Local report: The outlook for Iran's AV industry post sanctions
With the marketplace opening up in Iran following the lifting of UN sanctions, Charlotte Ashley spoke with key members of its audio industry to assess what the mood was in the country.
In January 2016, the P5+1 (the UN Security Council’s five permanent members - China, France, Russia, UK, USA plus Germany) announced that decades of sanctions would be lifted in a bid to allow Iran to rejoin the global economy. Nearly all of the sanctions imposed by the EU, and several major US sanctions were removed.
The lifting of sanctions could boost the country’s GDP growth from around zero to approximately 5% in 2016/17, according to the International Monetary Fund. They had previously added 15% to the cost of trading with Iran.
One of the first AV companies to officially expand in the country following new trading relations with Iran was loudspeaker manufacturer Pan Acoustics. In March the business set out to target the Iranian market with the appointment of Tehran-based distributor Rasa Pejvak Arad.
“In Iran the economic depression worsened in 2015, compared to 2014,” reflects Arash Arianfar, CEO of Rasa Pejvak Arad, which employs 11 people in the capital. “Today the first and most important thing that people consider is price. For most people, the lower the price the better. They don’t look for quality or features.”
An educational approach is necessary for Payman Abdali, sales manager of manufacturer Aimline Audio and CEO of AV Group International, who is promoting the need for their value added products in the marketplace. “We have spent time making people understand the technology, mostly because it’s hard to explain the need for beam steering. Now we are beginning to receive orders from Iran for different installations.” The company has three employees, a demo area, a recording studio and educational centre at its headquarters in Tehran.
Has the industry been affected by the lifting of sanctions? “We were facing a lot of difficulties in Iran up to the point that this political deal was signed between Iran and the West and the sanctions being lifted. All projects were either on hold, or they were not being specified to high quality products,” says Abdali. He notes that as the sanctions are not completely lifted so Iran finds itself in “a grey period” where some companies and banks are open to trading, whilst some are not yet dealing with the country.
“We were facing a lot of difficulties in Iran up to the point that this political deal was signed between Iran and the West and the sanctions being lifted.”
There has been an immediate impact on inter-country relations, however. “Surprisingly, there is an American company already here.

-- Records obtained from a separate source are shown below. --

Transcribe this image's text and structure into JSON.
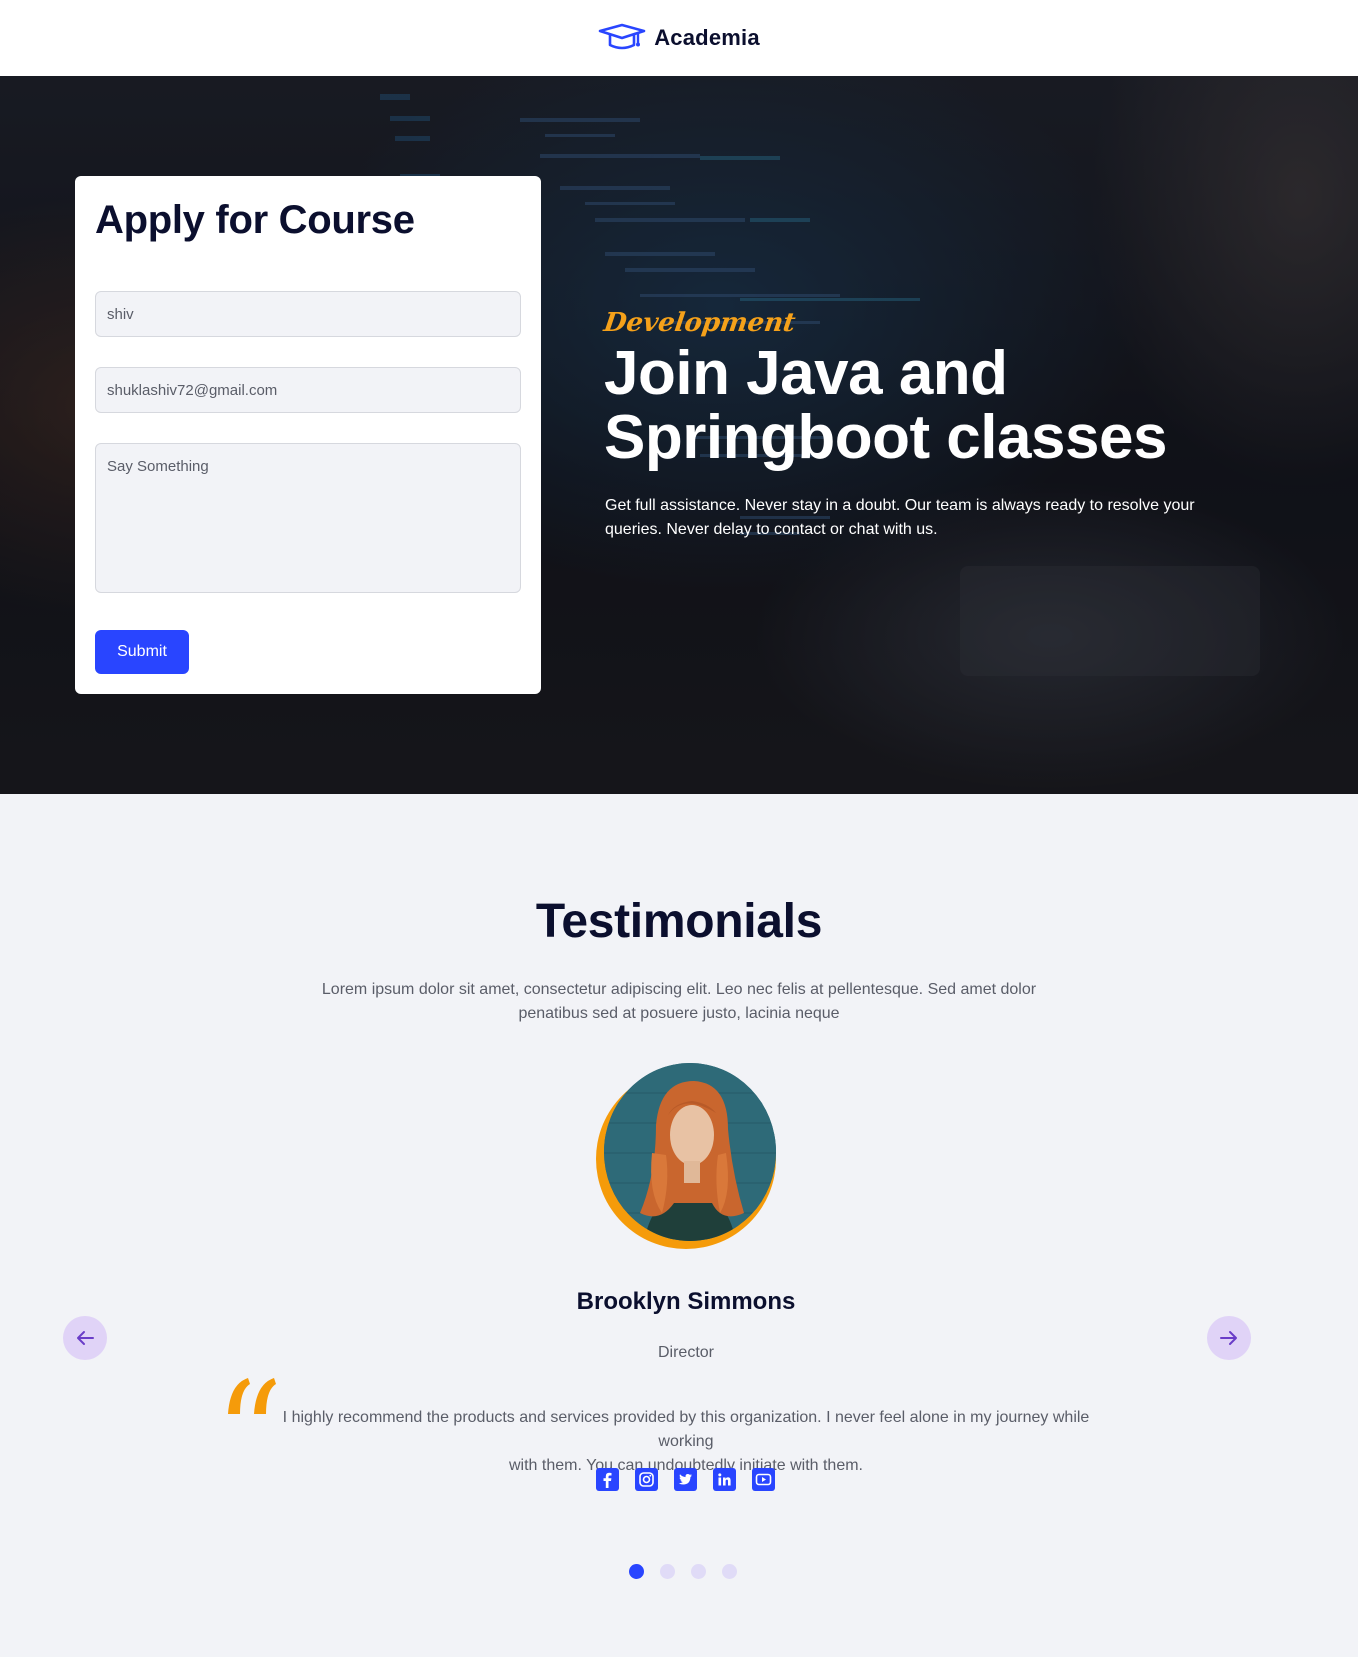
{
  "header": {
    "brand_name": "Academia",
    "logo_icon": "graduation-cap-icon"
  },
  "apply_form": {
    "title": "Apply for Course",
    "name_value": "shiv",
    "email_value": "shuklashiv72@gmail.com",
    "message_placeholder": "Say Something",
    "submit_label": "Submit"
  },
  "hero": {
    "tag": "Development",
    "title_line1": "Join Java and",
    "title_line2": "Springboot classes",
    "description": "Get full assistance. Never stay in a doubt. Our team is always ready to resolve your queries. Never delay to contact or chat with us."
  },
  "testimonials": {
    "title": "Testimonials",
    "subtitle_line1": "Lorem ipsum dolor sit amet, consectetur adipiscing elit. Leo nec felis at pellentesque. Sed amet dolor",
    "subtitle_line2": "penatibus sed at posuere justo, lacinia neque",
    "person_name": "Brooklyn Simmons",
    "person_role": "Director",
    "quote_line1": "I highly recommend the products and services provided by this organization. I never feel alone in my journey while working",
    "quote_line2": "with them. You can undoubtedly initiate with them.",
    "socials": [
      "facebook-icon",
      "instagram-icon",
      "twitter-icon",
      "linkedin-icon",
      "youtube-icon"
    ],
    "slide_count": 4,
    "active_slide": 1
  },
  "colors": {
    "accent": "#2945ff",
    "highlight": "#f59b0a",
    "heading": "#0b0f2e",
    "body_text": "#5a5d68",
    "nav_button_bg": "#e0d3f7"
  }
}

When I spoke to American companies before, they were afraid to say hello, and now they are assigning people to take care of the business in Iran,” says Abdali, speaking about a company who has recently secured the installation at Tehran’s Mosallah Mosque, which has been at the specification stage for the last 18 months.
Both companies believe businesses will begin to feel the positive impact of the sanctions in the next six months. German-Iranian representatives are due to meet on April 26, 2016 to discuss opening the market in Iran and accepting bank payments, with eastern Europe, Argentina and other countries expected to follow.
Despite the economic situation, work is available for companies in Iran. According to Abdali, various verticals are thriving: “The safest area of the AV business is in install, because right now there are 65 major mega-malls being built in Iran, all of which need integrators, speakers and installation products. After that, it’s the live markets for music and audio. Most religious ceremonies use portable PA systems so there is a very good market for that. Then it is rental products for staging.”
Abdali states that projects often involve European companies coming to Iran and collaborating with locals for projects such as Holy Defence Museum, subcontracted to German manufacturer Macom who employed a team of Iranians and German integrators for the project. There is room for expansion however. “There are very big companies that have money working in the field, but there are not enough specialists,”states Afrooz Arianfar.
Abdali adds: “There are no major international integrators present in Iran, and I think that it’s important there are, because the market is huge, but they have to use local partners, otherwise they can’t just simply walk in and get a project. It’s very different than the UAE and those areas.
In a competitive marketplace where price points can drive sales, a loyal customer base is key to companies like Rasa Pejvak Arad and Airline Audio sustaining themselves in Iran. “For people here trust is very important. Customers prefer to work with certain companies, so we have customers that trust us,” says Arash Arianfar. “When it comes to business, of course Iranians negotiate very hard, but loyalty is there, both ways. From the distributors and manufacturers and integrators too, usually they don’t switch brands,” says Abdali.
Both companies agree that further change in legislation can boost the AV industry. “I think custom tariffs are very high in Iran, making importing goods, especially loudspeakers and other AV products very difficult,” says Arash Arianfar. Abdali comments: “The import duty is up to 200%, what some manufactures have done is actually partner up with a local company and they send the products either completely knocked down, or semi-completely knocked down, and they reassemble them in Iran. And that way they bring the import and duty tax down, maybe even to 50%.”
What advice is there for companies looking to enter market in Iran? “The AV business in Iran is much bigger than it seems from the outside. Companies should avoid just going directly through a distributor through email or from looking at a website. They have to come and investigate and get the knowledge before they enter the market, because business is there. The streets are not paved with gold, but we have the door handles made of gold, so they have to find a way to open them up.”